## EXCERPTED DATA:

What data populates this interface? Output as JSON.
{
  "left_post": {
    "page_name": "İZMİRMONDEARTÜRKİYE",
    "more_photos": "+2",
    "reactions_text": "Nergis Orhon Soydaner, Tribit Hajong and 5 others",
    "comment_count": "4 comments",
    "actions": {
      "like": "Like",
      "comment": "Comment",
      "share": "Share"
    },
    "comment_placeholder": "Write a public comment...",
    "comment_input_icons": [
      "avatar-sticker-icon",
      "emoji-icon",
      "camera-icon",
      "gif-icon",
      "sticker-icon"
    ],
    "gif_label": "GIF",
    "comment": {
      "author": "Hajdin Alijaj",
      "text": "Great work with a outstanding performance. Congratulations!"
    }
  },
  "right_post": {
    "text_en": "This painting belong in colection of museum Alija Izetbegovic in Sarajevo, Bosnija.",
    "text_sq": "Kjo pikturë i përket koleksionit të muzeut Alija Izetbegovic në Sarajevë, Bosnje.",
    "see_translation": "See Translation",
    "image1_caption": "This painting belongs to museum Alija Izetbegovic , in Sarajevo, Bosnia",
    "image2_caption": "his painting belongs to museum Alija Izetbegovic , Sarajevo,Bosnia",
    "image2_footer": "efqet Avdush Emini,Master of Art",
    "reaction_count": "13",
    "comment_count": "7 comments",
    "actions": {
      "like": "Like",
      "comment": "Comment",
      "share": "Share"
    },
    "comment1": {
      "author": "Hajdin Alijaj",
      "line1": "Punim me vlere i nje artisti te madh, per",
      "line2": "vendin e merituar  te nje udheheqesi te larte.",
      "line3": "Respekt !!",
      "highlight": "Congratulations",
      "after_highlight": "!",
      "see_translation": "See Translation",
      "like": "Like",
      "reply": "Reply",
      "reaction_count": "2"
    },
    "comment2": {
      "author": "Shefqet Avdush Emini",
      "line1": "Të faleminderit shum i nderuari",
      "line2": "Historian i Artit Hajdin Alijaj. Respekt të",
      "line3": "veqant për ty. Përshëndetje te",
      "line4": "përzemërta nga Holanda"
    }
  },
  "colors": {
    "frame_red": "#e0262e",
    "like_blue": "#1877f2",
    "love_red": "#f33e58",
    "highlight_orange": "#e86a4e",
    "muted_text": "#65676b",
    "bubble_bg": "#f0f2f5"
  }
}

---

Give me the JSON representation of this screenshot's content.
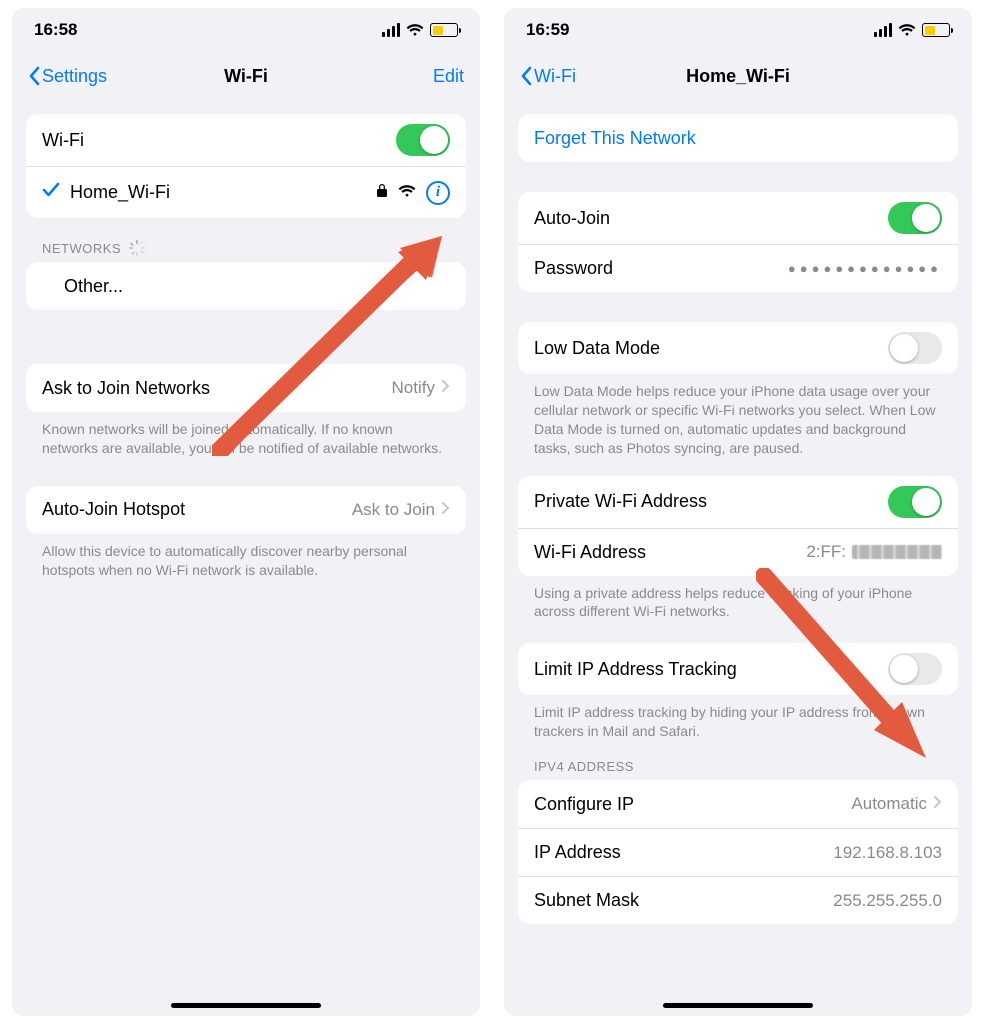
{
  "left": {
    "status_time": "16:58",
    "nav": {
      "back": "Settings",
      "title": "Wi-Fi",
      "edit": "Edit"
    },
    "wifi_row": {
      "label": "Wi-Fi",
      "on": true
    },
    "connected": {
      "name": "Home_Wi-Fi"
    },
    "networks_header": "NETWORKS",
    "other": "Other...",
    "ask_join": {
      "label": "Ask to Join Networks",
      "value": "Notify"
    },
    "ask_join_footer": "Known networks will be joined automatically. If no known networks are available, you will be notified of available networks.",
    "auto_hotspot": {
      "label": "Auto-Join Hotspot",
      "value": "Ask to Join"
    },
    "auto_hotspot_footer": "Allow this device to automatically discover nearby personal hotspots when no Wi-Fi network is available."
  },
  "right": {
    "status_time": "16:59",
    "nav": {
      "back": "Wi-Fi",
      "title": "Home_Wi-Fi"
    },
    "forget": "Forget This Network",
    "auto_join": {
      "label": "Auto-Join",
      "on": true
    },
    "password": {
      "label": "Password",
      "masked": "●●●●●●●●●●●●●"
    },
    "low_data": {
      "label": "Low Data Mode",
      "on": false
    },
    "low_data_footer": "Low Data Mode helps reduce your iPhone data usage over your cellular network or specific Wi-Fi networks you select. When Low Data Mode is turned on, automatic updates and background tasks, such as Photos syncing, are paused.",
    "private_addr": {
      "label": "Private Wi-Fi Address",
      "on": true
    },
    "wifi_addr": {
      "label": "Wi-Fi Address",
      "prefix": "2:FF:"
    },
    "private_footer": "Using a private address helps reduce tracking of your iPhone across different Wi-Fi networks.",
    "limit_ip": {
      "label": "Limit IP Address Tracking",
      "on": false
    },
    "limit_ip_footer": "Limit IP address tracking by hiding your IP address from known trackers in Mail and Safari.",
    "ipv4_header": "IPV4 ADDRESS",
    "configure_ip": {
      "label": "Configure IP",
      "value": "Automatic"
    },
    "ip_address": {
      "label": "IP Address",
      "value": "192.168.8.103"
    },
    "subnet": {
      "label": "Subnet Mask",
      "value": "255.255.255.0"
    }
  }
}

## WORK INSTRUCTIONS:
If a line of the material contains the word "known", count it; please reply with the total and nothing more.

## ANSWER TO THE PROBLEM:
2